Can Leaders Be Friends?
A good friend once told me that she’s a good friend because she can openly disagree, share a different perspective and not polarize or alienate me in the process.
I married that woman and she’s been my best friend for many, many years. Upon reflection, it seems that life would be so much easier if she would simply always support me and agree with me; isn’t that what we see in the movies and TV shows? Friends supporting one another by agreeing with and empowering each other, validating and justifying literally every thought and action? We all want to be validated … shouldn’t the people closest to us validate us the most?
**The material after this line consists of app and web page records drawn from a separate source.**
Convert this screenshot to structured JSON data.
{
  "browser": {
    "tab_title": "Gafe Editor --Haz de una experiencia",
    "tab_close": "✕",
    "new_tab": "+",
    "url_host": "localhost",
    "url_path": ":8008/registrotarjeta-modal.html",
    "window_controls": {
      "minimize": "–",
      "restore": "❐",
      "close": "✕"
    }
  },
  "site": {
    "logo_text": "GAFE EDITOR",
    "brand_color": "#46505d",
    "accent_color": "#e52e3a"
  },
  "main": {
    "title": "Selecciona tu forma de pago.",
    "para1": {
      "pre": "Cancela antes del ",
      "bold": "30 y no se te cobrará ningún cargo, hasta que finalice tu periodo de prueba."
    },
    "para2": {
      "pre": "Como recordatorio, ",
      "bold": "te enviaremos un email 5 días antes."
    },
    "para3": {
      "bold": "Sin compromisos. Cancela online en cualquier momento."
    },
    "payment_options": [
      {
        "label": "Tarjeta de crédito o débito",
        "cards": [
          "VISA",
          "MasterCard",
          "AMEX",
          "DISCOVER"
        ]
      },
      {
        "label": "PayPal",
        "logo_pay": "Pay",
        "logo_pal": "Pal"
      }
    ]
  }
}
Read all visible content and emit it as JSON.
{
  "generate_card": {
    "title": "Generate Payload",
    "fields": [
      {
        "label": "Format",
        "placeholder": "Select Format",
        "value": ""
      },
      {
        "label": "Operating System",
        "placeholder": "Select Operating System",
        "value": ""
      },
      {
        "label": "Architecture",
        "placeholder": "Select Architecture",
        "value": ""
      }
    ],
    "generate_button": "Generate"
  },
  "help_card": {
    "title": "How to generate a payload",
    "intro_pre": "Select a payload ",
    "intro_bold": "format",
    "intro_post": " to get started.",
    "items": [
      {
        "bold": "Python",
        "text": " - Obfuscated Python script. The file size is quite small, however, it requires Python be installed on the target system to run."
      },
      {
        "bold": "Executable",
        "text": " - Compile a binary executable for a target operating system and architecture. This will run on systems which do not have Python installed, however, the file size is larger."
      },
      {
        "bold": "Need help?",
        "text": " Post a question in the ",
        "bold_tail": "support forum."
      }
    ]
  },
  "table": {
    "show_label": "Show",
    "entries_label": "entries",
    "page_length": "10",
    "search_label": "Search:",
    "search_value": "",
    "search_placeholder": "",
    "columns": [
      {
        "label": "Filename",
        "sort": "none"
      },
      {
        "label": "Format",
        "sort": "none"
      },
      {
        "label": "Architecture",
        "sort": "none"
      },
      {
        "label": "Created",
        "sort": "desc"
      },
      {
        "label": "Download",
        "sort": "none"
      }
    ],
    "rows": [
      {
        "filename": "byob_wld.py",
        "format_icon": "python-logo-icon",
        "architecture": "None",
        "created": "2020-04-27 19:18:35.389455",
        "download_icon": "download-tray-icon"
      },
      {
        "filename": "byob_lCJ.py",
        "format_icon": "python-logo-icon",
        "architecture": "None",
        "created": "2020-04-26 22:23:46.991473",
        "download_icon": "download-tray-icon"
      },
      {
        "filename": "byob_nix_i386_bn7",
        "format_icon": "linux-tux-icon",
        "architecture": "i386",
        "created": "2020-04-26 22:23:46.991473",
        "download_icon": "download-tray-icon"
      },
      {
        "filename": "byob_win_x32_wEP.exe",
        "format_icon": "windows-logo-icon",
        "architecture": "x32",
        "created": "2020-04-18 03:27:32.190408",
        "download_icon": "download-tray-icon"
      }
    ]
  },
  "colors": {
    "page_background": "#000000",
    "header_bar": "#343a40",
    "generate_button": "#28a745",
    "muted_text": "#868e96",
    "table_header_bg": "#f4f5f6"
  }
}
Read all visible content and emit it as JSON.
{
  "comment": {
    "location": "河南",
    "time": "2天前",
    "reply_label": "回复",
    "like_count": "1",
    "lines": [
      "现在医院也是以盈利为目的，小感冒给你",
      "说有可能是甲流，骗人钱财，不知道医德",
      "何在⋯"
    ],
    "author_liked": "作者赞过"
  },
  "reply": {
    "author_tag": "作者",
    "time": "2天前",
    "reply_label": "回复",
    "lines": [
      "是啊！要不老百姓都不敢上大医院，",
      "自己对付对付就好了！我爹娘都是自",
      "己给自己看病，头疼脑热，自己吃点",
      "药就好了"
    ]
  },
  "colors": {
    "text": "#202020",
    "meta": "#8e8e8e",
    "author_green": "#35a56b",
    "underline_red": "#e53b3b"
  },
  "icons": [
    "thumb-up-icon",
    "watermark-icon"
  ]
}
Maybe I am maturing against all my efforts to the contrary, but I’m learning that a good friend is more like a mentor or a coach than someone who constantly agrees with you. Mentors and coaches know when to validate and when to challenge.
Why am I discussing friendship on a leadership blog? Because many leaders I coach ask the question: “Can I be an effective leader and have a friendship with the people I work with?” And it’s a good question.
I often (and intentionally) answer the question indirectly; I first want to understand how friendship is being defined in the context of the question. Often the question is harboring a bad experience where a “friend” expected special treatment in the workplace or there is a concern that will occur.
Ultimately, the question is less about friendship and more about the power differential between leader and subordinate; however, if we can build psychological safety with those we lead, as we do with friends in other contexts, the question of friendship in the workplace can become a little less scary. So what is psychological safety?
According to the Center for Creative Leadership, “psychological safety is the belief that you won’t be punished or humiliated for speaking up with ideas, questions, concerns, or mistakes. At work, it’s a shared expectation held by members of a team that teammates will not embarrass, reject, or punish them for sharing ideas, taking risks, or soliciting feedback.” I would suggest that shared expectation is found in the home and with our outside-work friends as well; it’s part of what makes those relationships work.
My wife recently posed a hypothetical situation: If I were the CEO of an organization, would I go to holiday parties with my employees knowing they would likely behave differently than they did at work (e.g., drinking, partying, etc.), and if I did attend such a gathering, would I be able to not hold that behavior against them at work?
As a previous HR director of a large organization, I did and was able to do just that, because I had friendships at work. We absolutely can have friendly relationships and social experiences with our co-workers when we build the psychological safety to do so.
Do you have psychologically safe relationships in your life and work, those relationships where disagreements don’t harm the relationship? Do you have leaders, or are you the type of leader, who developed the ability to ask key questions at pivotal times that grow and develop everyone involved? Are you able to hold more than one truth at a time, and manage the paradoxes that naturally come with the roles and responsibilities of leadership?
Let me know what you think!